Tag Archives: parsing sentences

The Weekly Text, August 9, 2018

Today is August 9. On this day in 1945, three days after the atomic bomb fell on Hiroshima, a plutonium bomb called Fat Man was dropped on the Japanese city of Nagasaki. In 1974, while I was away at the Philmont Boy Scout Ranch in Cimarron, New Mexico, Richard Nixon, engulfed in the Watergate scandal, resigned the presidency. Today is Singapore’s National Day, which celebrates that nation’s independence from Malaysia, which it achieved in 1956.

This week’s Text is four parsing sentences worksheet for nouns. These are pretty simple literacy exercises designed to get students reading and understanding the structure of basic declarative sentences by analyzing the parts of speech in them.

If you find typos in these documents, I would appreciate a notification. And, as always, if you find this material useful in your practice, I would be grateful to hear what you think of it. I seek your peer review.

Parsing Sentences Worksheets: Adjectives

Over time, I have begun to wonder if parsing sentences, somewhere along the line. I think not, at least in my classroom, which is why I wrote, and now pass along to you, these four worksheets for parsing adjectives in basic declarative sentences.

If you find typos in these documents, I would appreciate a notification. And, as always, if you find this material useful in your practice, I would be grateful to hear what you think of it. I seek your peer review.

Parsing Sentences Worksheets: Verbs

Today is July 24. Simon Bolivar was born on this day in 1783, as was Amelia Earhart. It’s Pioneer Day in Utah.

Here are four parsing sentences worksheets for verbs that might help students sort out the parts of speech in declarative sentences.

If you find typos in these documents, I would appreciate a notification. And, as always, if you find this material useful in your practice, I would be grateful to hear what you think of it. I seek your peer review.

Parsing Sentences Worksheet: Pronouns

Here is, before I go off to proctor a high-stakes test, a parsing sentences worksheet for pronouns. It calls upon students to identify all the pronouns in a series of five sentences.

If you find typos in this document, I would appreciate a notification. And, as always, if you find this material useful in your practice, I would be grateful to hear what you think of it. I seek your peer review.
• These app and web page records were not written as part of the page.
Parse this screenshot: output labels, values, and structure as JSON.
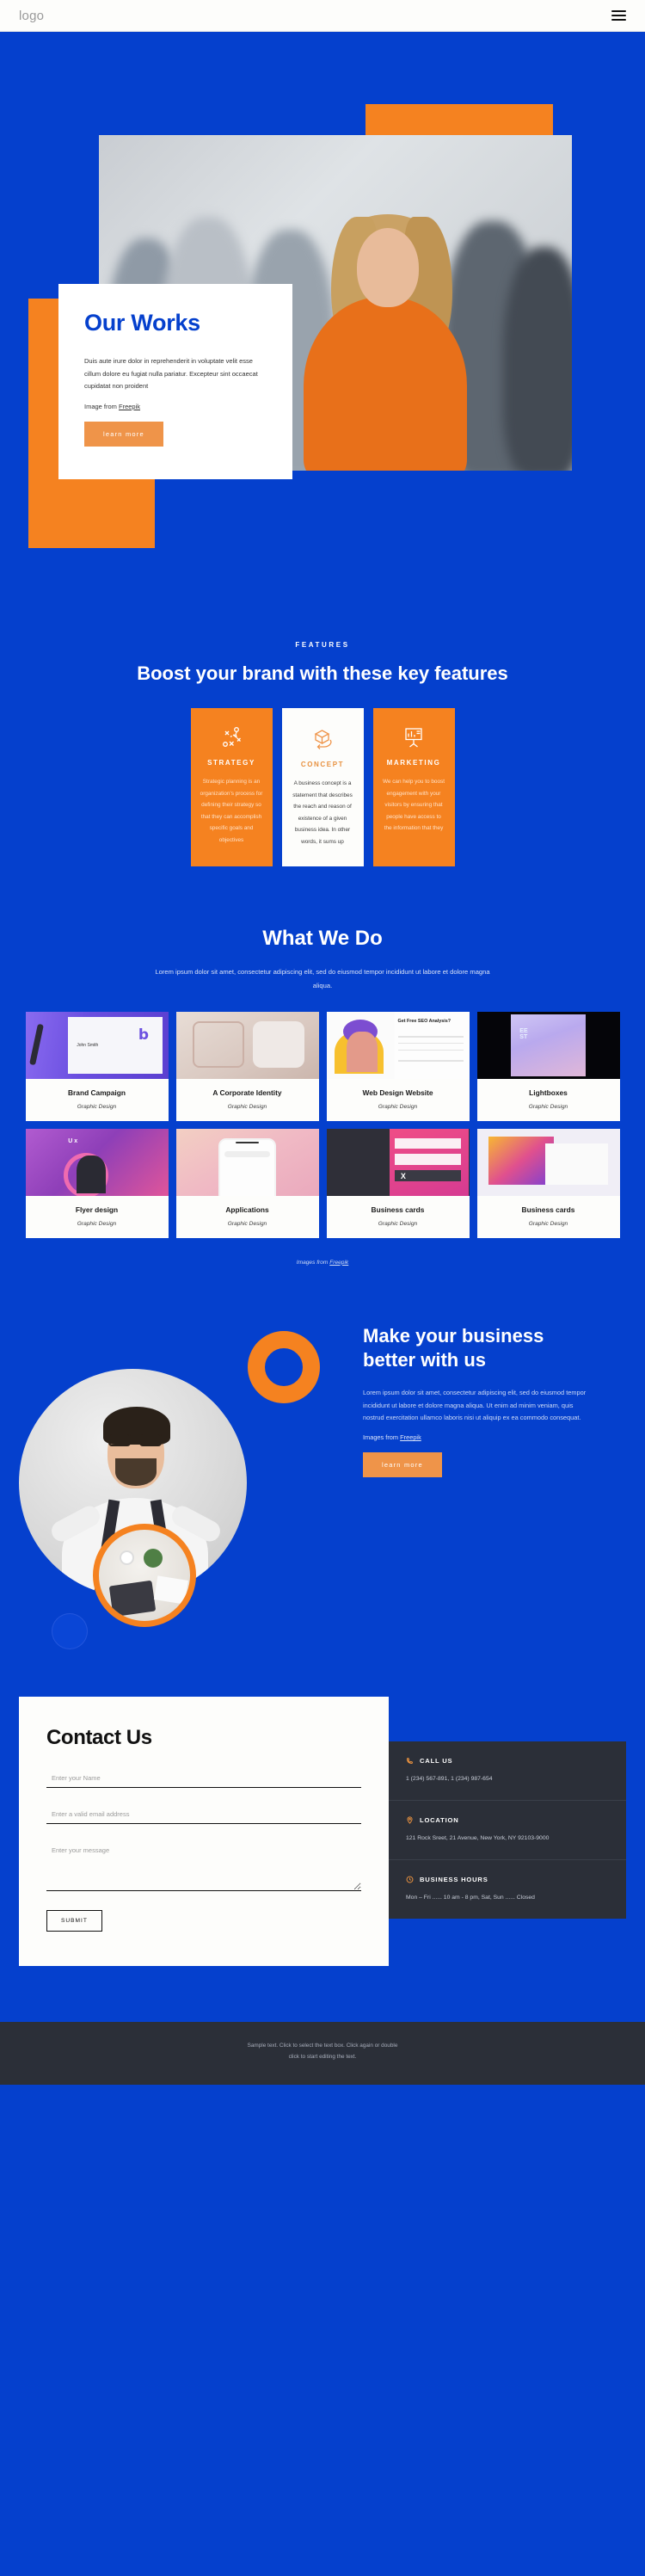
{
  "header": {
    "logo": "logo",
    "menu_icon": "hamburger-menu-icon"
  },
  "hero": {
    "title": "Our Works",
    "body": "Duis aute irure dolor in reprehenderit in voluptate velit esse cillum dolore eu fugiat nulla pariatur. Excepteur sint occaecat cupidatat non proident",
    "credit_prefix": "Image from ",
    "credit_link": "Freepik",
    "button": "learn more"
  },
  "features": {
    "eyebrow": "FEATURES",
    "title": "Boost your brand with these key features",
    "cards": [
      {
        "icon": "strategy-icon",
        "name": "STRATEGY",
        "text": "Strategic planning is an organization’s process for defining their strategy so that they can accomplish specific goals and objectives"
      },
      {
        "icon": "concept-cube-icon",
        "name": "CONCEPT",
        "text": "A business concept is a statement that describes the reach and reason of existence of a given business idea. In other words, it sums up"
      },
      {
        "icon": "marketing-presentation-icon",
        "name": "MARKETING",
        "text": "We can help you to boost engagement with your visitors by ensuring that people have access to the information that they"
      }
    ]
  },
  "works": {
    "title": "What We Do",
    "lede": "Lorem ipsum dolor sit amet, consectetur adipiscing elit, sed do eiusmod tempor incididunt ut labore et dolore magna aliqua.",
    "items": [
      {
        "title": "Brand Campaign",
        "sub": "Graphic Design"
      },
      {
        "title": "A Corporate Identity",
        "sub": "Graphic Design"
      },
      {
        "title": "Web Design Website",
        "sub": "Graphic Design"
      },
      {
        "title": "Lightboxes",
        "sub": "Graphic Design"
      },
      {
        "title": "Flyer design",
        "sub": "Graphic Design"
      },
      {
        "title": "Applications",
        "sub": "Graphic Design"
      },
      {
        "title": "Business cards",
        "sub": "Graphic Design"
      },
      {
        "title": "Business cards",
        "sub": "Graphic Design"
      }
    ],
    "credit_prefix": "Images from ",
    "credit_link": "Freepik"
  },
  "about": {
    "title": "Make your business better with us",
    "body": "Lorem ipsum dolor sit amet, consectetur adipiscing elit, sed do eiusmod tempor incididunt ut labore et dolore magna aliqua. Ut enim ad minim veniam, quis nostrud exercitation ullamco laboris nisi ut aliquip ex ea commodo consequat.",
    "credit_prefix": "Images from ",
    "credit_link": "Freepik",
    "button": "learn more"
  },
  "contact": {
    "title": "Contact Us",
    "name_placeholder": "Enter your Name",
    "email_placeholder": "Enter a valid email address",
    "message_placeholder": "Enter your message",
    "submit": "SUBMIT",
    "info": [
      {
        "icon": "phone-icon",
        "label": "CALL US",
        "lines": [
          "1 (234) 567-891, 1 (234) 987-654"
        ]
      },
      {
        "icon": "pin-icon",
        "label": "LOCATION",
        "lines": [
          "121 Rock Sreet, 21 Avenue, New York, NY 92103-9000"
        ]
      },
      {
        "icon": "clock-icon",
        "label": "BUSINESS HOURS",
        "lines": [
          "Mon – Fri ...... 10 am - 8 pm, Sat, Sun ...... Closed"
        ]
      }
    ]
  },
  "footer": {
    "line1": "Sample text. Click to select the text box. Click again or double",
    "line2": "click to start editing the text."
  },
  "colors": {
    "blue": "#0540cd",
    "orange": "#f58220",
    "orange_soft": "#ef9449",
    "dark": "#2b2f38"
  }
}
Parsing Sentences Worksheet: Nouns

Here is a parsing sentences worksheet for nouns. Students read each sentence and identify and underline nouns. I use these to begin class periods and get students settled.

If you find typos in this document, I would appreciate a notification. And, as always, if you find this material useful in your practice, I would be grateful to hear what you think of it. I seek your peer review.

Parsing Sentences Worksheet: Adverbs

Here is a parsing sentences worksheet for adverbs. Students read the sentences and identify all the adverbs in each.

If you find typos in this document, I would appreciate a notification. And, as always, if you find this material useful in your practice, I would be grateful to hear what you think of it. I seek your peer review.

A Worksheet on Identifying Active Verbs

Over the past couple of days, and after a couple of decades, I reread William Zinsser’s fine book Writing to Learn; it was every bit as good as I remembered it. William Zinsser was a superlative prose stylist himself. Reading him on writing, quite simply, is a glimpse inside the workshop of a master.

And I found a passage in it, which Mr. Zinsser excerpted from something Norman Mailer wrote about the infamous Benny Paret vs. Emile Griffith III fight in 1962. Because I have a student this year involved and interested in boxing, I grabbed the passage and worked up, just now, this short exercise on identifying active verbs in a passage of text. Nota bene that there are two pages in this document; the second is the teacher’s copy/answer key with the active verbs in bold. I’m still trying to figure out lesson plans for these one-off differentiated worksheets. If you can use it, here is a lesson plan template to accompany the worksheet, which you can complete as you see fit (obviously).

If you find typos in this document, I would appreciate a notification. And, as always, if you find this material useful in your practice, I would be grateful to hear what you think of it. I seek your peer review.